## WHAT YOU HAVE TO DO:
Pictures are to be left out, and the rest of the records reproduced exactly.

## RECORD EXCERPTS:

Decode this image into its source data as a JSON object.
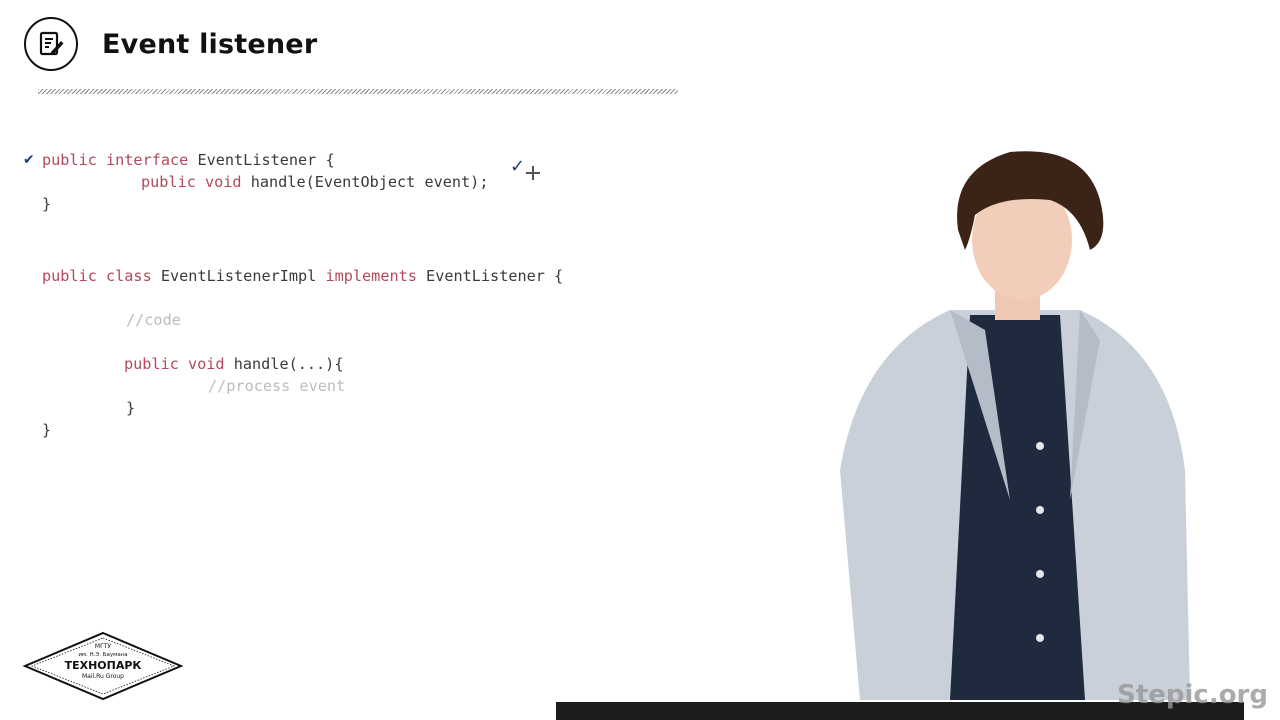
{
  "header": {
    "title": "Event listener",
    "icon": "edit-note-icon"
  },
  "code": {
    "lines": [
      {
        "kw1": "public interface",
        "id1": " EventListener {"
      },
      {
        "kw1": "public void",
        "id1": " handle(EventObject event);"
      },
      {
        "id1": "}"
      },
      {
        "kw1": "public class",
        "id1": " EventListenerImpl ",
        "kw2": "implements",
        "id2": " EventListener {"
      },
      {
        "cm": "//code"
      },
      {
        "kw1": "public void",
        "id1": " handle(...){"
      },
      {
        "cm": "//process event"
      },
      {
        "id1": "}"
      },
      {
        "id1": "}"
      }
    ]
  },
  "annotations": {
    "checkmark": "✔",
    "pen_mark": "✓"
  },
  "logo": {
    "line1": "МГТУ",
    "line2": "им. Н.Э. Баумана",
    "line3": "ТЕХНОПАРК",
    "line4": "Mail.Ru Group"
  },
  "watermark": "Stepic.org",
  "colors": {
    "keyword": "#b2495c",
    "identifier": "#3a3a3a",
    "comment": "#bdbdbd",
    "ink": "#1f3d7a"
  }
}
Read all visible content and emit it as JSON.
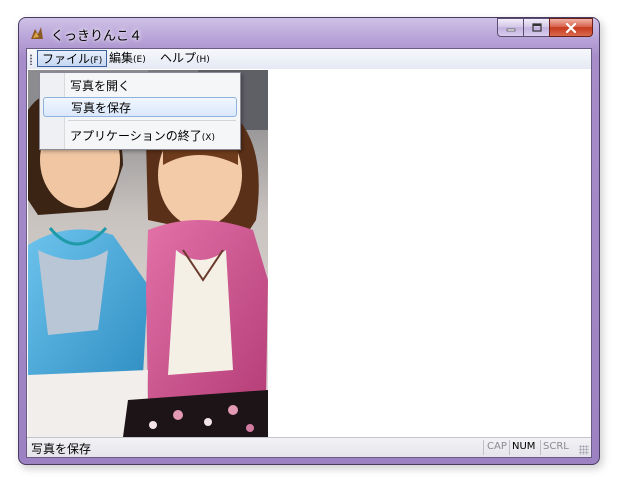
{
  "window": {
    "title": "くっきりんこ４",
    "icon": "app-icon"
  },
  "menubar": {
    "items": [
      {
        "label": "ファイル",
        "accel": "(F)"
      },
      {
        "label": "編集",
        "accel": "(E)"
      },
      {
        "label": "ヘルプ",
        "accel": "(H)"
      }
    ]
  },
  "file_menu": {
    "items": [
      {
        "label": "写真を開く",
        "accel": ""
      },
      {
        "label": "写真を保存",
        "accel": ""
      },
      {
        "label": "アプリケーションの終了",
        "accel": "(X)"
      }
    ],
    "highlighted": "写真を保存"
  },
  "statusbar": {
    "text": "写真を保存",
    "indicators": {
      "cap": "CAP",
      "num": "NUM",
      "scrl": "SCRL"
    }
  },
  "colors": {
    "frame": "#a68cc9",
    "close_button": "#c7391e",
    "menu_highlight": "#dbe8fb",
    "cardigan_blue": "#4aa8d8",
    "cardigan_pink": "#c9508a"
  }
}
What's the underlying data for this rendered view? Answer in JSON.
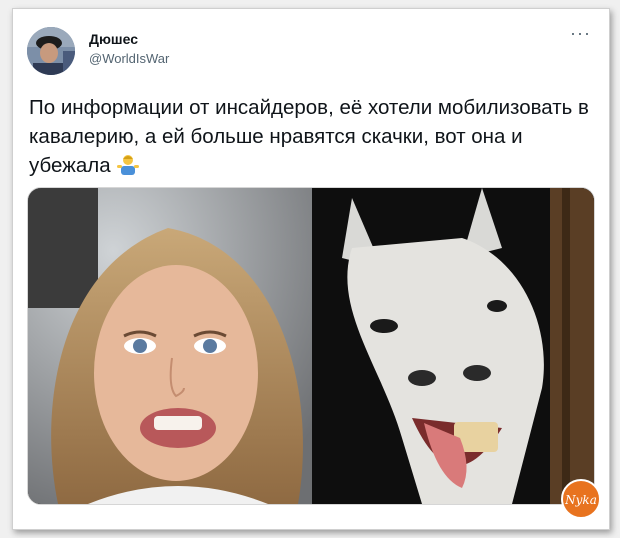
{
  "tweet": {
    "author_name": "Дюшес",
    "author_handle": "@WorldIsWar",
    "more_label": "···",
    "text": "По информации от инсайдеров, её хотели мобилизовать в кавалерию, а ей больше нравятся скачки, вот она и убежала",
    "emoji": "person-shrugging-emoji"
  },
  "media": {
    "left_image": "woman-smiling-photo",
    "right_image": "horse-laughing-photo"
  },
  "watermark": {
    "text": "Nyka"
  },
  "colors": {
    "name": "#0f1419",
    "handle": "#536471",
    "card_bg": "#ffffff",
    "page_bg": "#f0f0f0",
    "watermark": "#e8731f"
  }
}
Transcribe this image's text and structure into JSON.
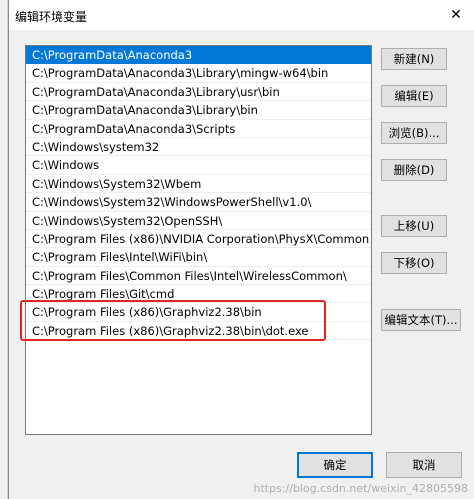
{
  "window": {
    "title": "编辑环境变量",
    "close_glyph": "✕"
  },
  "paths": [
    "C:\\ProgramData\\Anaconda3",
    "C:\\ProgramData\\Anaconda3\\Library\\mingw-w64\\bin",
    "C:\\ProgramData\\Anaconda3\\Library\\usr\\bin",
    "C:\\ProgramData\\Anaconda3\\Library\\bin",
    "C:\\ProgramData\\Anaconda3\\Scripts",
    "C:\\Windows\\system32",
    "C:\\Windows",
    "C:\\Windows\\System32\\Wbem",
    "C:\\Windows\\System32\\WindowsPowerShell\\v1.0\\",
    "C:\\Windows\\System32\\OpenSSH\\",
    "C:\\Program Files (x86)\\NVIDIA Corporation\\PhysX\\Common",
    "C:\\Program Files\\Intel\\WiFi\\bin\\",
    "C:\\Program Files\\Common Files\\Intel\\WirelessCommon\\",
    "C:\\Program Files\\Git\\cmd",
    "C:\\Program Files (x86)\\Graphviz2.38\\bin",
    "C:\\Program Files (x86)\\Graphviz2.38\\bin\\dot.exe"
  ],
  "selected_index": 0,
  "buttons": {
    "new": "新建(N)",
    "edit": "编辑(E)",
    "browse": "浏览(B)...",
    "delete": "删除(D)",
    "move_up": "上移(U)",
    "move_down": "下移(O)",
    "edit_text": "编辑文本(T)...",
    "ok": "确定",
    "cancel": "取消"
  },
  "watermark": "https://blog.csdn.net/weixin_42805598",
  "colors": {
    "selection": "#0078d7",
    "highlight_box": "#e0262a"
  }
}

## SOLUTION TO THIS EXERCISE:
Decode this image into its source data as a JSON object.
{
  "header": {
    "title": "Event listener",
    "icon": "edit-note-icon"
  },
  "code": {
    "lines": [
      {
        "kw1": "public interface",
        "id1": " EventListener {"
      },
      {
        "kw1": "public void",
        "id1": " handle(EventObject event);"
      },
      {
        "id1": "}"
      },
      {
        "kw1": "public class",
        "id1": " EventListenerImpl ",
        "kw2": "implements",
        "id2": " EventListener {"
      },
      {
        "cm": "//code"
      },
      {
        "kw1": "public void",
        "id1": " handle(...){"
      },
      {
        "cm": "//process event"
      },
      {
        "id1": "}"
      },
      {
        "id1": "}"
      }
    ]
  },
  "annotations": {
    "checkmark": "✔",
    "pen_mark": "✓"
  },
  "logo": {
    "line1": "МГТУ",
    "line2": "им. Н.Э. Баумана",
    "line3": "ТЕХНОПАРК",
    "line4": "Mail.Ru Group"
  },
  "watermark": "Stepic.org",
  "colors": {
    "keyword": "#b2495c",
    "identifier": "#3a3a3a",
    "comment": "#bdbdbd",
    "ink": "#1f3d7a"
  }
}
Read all visible content and emit it as JSON.
{
  "window": {
    "title": "くっきりんこ４",
    "icon": "app-icon"
  },
  "menubar": {
    "items": [
      {
        "label": "ファイル",
        "accel": "(F)"
      },
      {
        "label": "編集",
        "accel": "(E)"
      },
      {
        "label": "ヘルプ",
        "accel": "(H)"
      }
    ]
  },
  "file_menu": {
    "items": [
      {
        "label": "写真を開く",
        "accel": ""
      },
      {
        "label": "写真を保存",
        "accel": ""
      },
      {
        "label": "アプリケーションの終了",
        "accel": "(X)"
      }
    ],
    "highlighted": "写真を保存"
  },
  "statusbar": {
    "text": "写真を保存",
    "indicators": {
      "cap": "CAP",
      "num": "NUM",
      "scrl": "SCRL"
    }
  },
  "colors": {
    "frame": "#a68cc9",
    "close_button": "#c7391e",
    "menu_highlight": "#dbe8fb",
    "cardigan_blue": "#4aa8d8",
    "cardigan_pink": "#c9508a"
  }
}
What's the underlying data for this rendered view? Answer in JSON.
{
  "tweet": {
    "author_name": "Дюшес",
    "author_handle": "@WorldIsWar",
    "more_label": "···",
    "text": "По информации от инсайдеров, её хотели мобилизовать в кавалерию, а ей больше нравятся скачки, вот она и убежала",
    "emoji": "person-shrugging-emoji"
  },
  "media": {
    "left_image": "woman-smiling-photo",
    "right_image": "horse-laughing-photo"
  },
  "watermark": {
    "text": "Nyka"
  },
  "colors": {
    "name": "#0f1419",
    "handle": "#536471",
    "card_bg": "#ffffff",
    "page_bg": "#f0f0f0",
    "watermark": "#e8731f"
  }
}
Transcribe this image's text and structure into JSON.
{
  "window": {
    "title": "编辑环境变量",
    "close_glyph": "✕"
  },
  "paths": [
    "C:\\ProgramData\\Anaconda3",
    "C:\\ProgramData\\Anaconda3\\Library\\mingw-w64\\bin",
    "C:\\ProgramData\\Anaconda3\\Library\\usr\\bin",
    "C:\\ProgramData\\Anaconda3\\Library\\bin",
    "C:\\ProgramData\\Anaconda3\\Scripts",
    "C:\\Windows\\system32",
    "C:\\Windows",
    "C:\\Windows\\System32\\Wbem",
    "C:\\Windows\\System32\\WindowsPowerShell\\v1.0\\",
    "C:\\Windows\\System32\\OpenSSH\\",
    "C:\\Program Files (x86)\\NVIDIA Corporation\\PhysX\\Common",
    "C:\\Program Files\\Intel\\WiFi\\bin\\",
    "C:\\Program Files\\Common Files\\Intel\\WirelessCommon\\",
    "C:\\Program Files\\Git\\cmd",
    "C:\\Program Files (x86)\\Graphviz2.38\\bin",
    "C:\\Program Files (x86)\\Graphviz2.38\\bin\\dot.exe"
  ],
  "selected_index": 0,
  "buttons": {
    "new": "新建(N)",
    "edit": "编辑(E)",
    "browse": "浏览(B)...",
    "delete": "删除(D)",
    "move_up": "上移(U)",
    "move_down": "下移(O)",
    "edit_text": "编辑文本(T)...",
    "ok": "确定",
    "cancel": "取消"
  },
  "watermark": "https://blog.csdn.net/weixin_42805598",
  "colors": {
    "selection": "#0078d7",
    "highlight_box": "#e0262a"
  }
}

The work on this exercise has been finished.